Rick Chernick, CEO of Camera Corner Connecting Point, a Green Bay, Wisc.-based longtime HP partner, said Whitman's address established a new high water mark for partner commitment from HP. "She is saying exactly what we have been waiting to hear for 40 years from any vendor," said Chernick. "She gets it. She understands. I couldn't be happier. She is absolutely the real deal and has set it straight within HP, letting employees know they need to take care of the reseller. If they don't, they are out. She is passionate in totally embracing the channel. She has done more in a year to save this company and bring it back to the next level than anyone else could have done."
NEXT: Partners Expect Big Increases In Profitability From HP ChangesIf HP delivers on all counts, Chernick said, he is going to drop some other vendor product lines and commit more technical and sales resources to HP "because I can make more money with HP."
"It is all about time and money," Chernick said. "I want to focus more on where we are going to make money rather than waste our time. HP is all in. No other vendor does this."
Chernick said he expects his backend rebates to double this year as a result of the partner program changes. "It is going to increase our profitability," he said. "That is huge. That is what we need to go out and get aggressive. With these changes it would be goofy for someone not to want to partner with them. It hasn't felt this good in years."
The partner program simplification will also be key to increasing profitability, said Chernick. "They are taking the garbage out of the day-to-day," he said. "We are so busy that we can't learn all the programs or manage the changes. We spent all this time to become Elite certified and then HP discontinued it. They are not going to do that anymore. They are going to make the programs easier to understand and simple so they can be used by everybody. It is fantastic. They love the reseller again. Thank God!"
Whitman, for her part, made that clear in her address to partners bringing loud applause when she declared: "Everywhere I go, I say one thing to our employees, to our investors and frankly to all of you which is: I love the channel.
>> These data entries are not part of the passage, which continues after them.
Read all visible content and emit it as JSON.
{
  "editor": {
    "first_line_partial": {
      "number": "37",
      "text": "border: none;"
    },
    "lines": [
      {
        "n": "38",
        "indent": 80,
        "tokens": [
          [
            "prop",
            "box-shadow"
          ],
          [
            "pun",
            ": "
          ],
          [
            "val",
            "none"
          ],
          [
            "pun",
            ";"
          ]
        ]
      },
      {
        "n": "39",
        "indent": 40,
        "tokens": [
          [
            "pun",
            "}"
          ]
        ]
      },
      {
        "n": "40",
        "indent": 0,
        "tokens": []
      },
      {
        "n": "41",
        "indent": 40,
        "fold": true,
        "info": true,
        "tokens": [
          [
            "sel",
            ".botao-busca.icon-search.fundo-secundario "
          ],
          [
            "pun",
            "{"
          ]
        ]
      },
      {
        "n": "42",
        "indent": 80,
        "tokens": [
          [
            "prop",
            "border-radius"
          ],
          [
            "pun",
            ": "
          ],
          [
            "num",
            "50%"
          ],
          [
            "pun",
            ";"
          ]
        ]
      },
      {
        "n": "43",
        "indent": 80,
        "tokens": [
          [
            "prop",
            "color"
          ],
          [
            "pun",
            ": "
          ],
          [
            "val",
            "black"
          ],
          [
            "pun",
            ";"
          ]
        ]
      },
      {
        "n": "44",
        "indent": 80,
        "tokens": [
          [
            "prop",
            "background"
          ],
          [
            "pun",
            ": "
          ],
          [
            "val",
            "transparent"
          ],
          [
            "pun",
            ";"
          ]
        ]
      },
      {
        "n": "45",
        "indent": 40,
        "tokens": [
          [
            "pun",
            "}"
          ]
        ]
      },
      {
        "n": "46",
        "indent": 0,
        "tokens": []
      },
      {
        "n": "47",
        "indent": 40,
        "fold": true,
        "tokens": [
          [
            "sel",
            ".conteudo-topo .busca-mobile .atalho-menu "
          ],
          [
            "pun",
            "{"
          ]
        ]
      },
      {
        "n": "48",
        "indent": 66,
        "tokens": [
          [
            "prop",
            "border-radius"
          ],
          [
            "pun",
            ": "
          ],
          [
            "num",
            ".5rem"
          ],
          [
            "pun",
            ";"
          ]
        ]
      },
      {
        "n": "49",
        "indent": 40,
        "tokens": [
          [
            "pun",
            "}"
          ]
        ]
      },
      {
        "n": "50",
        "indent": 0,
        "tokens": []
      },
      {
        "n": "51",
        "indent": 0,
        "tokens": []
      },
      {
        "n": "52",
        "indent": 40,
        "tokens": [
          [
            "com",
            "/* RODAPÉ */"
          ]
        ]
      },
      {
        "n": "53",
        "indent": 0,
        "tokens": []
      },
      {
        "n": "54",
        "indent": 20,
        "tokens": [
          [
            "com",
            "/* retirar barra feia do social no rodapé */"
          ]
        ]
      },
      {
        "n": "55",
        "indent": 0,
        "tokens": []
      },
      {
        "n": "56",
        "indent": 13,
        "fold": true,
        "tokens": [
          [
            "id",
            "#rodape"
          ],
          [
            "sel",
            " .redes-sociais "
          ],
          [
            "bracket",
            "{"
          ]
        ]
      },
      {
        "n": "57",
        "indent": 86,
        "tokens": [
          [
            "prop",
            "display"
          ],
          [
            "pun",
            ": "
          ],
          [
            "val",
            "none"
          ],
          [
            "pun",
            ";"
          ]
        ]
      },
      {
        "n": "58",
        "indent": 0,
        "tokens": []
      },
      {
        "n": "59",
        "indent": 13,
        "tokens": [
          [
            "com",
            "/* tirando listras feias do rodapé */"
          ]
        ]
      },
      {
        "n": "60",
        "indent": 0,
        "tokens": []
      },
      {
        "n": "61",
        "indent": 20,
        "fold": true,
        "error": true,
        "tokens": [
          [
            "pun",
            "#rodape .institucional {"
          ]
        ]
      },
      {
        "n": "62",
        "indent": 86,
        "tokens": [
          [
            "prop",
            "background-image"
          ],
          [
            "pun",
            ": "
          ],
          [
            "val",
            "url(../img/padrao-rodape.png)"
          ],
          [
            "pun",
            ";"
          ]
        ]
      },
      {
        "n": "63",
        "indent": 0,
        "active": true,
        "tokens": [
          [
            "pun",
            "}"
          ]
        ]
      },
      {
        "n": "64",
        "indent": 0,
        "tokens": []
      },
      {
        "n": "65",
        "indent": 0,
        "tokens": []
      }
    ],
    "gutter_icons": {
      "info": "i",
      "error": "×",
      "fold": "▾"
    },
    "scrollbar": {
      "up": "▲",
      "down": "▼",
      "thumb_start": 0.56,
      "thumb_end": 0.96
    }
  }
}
You are a huge part of HP's success and a huge part of our future."
Whitman also pledged continued improvement in partner program profitability and engagement with partners this year. "We are really excited about what is coming in 2013," she said. "Partners are part of the DNA of Hewlett-Packard. And we are increasing our commitment to the channel because as partners, you are not only an essential part of our past; you are an essential part of our future. This increased commitment includes a significant investment in channel programs and IT initiatives to reward performance, drive demand and simplify engagement with all of you."
It's a message that Dean Cappellazzo, CEO of Bedrock Technology Partners, Sunnyvale, Calif., is taking to heart to commit more resources to his HP business. "This is bringing us back on board with HP," he said, noting that in the last several months he has brought on new talent dedicated to selling more HP solutions. "I am committing more of my resources and investing more in HP."
Cappellazzo said he expects his HP business to grow 20 percent this year with increased profitability. "It could be double digit growth in profitability," he said. "We have been backpedaling for two years. This feels great. HP is back."
PUBLISHED FEB. 19, 2013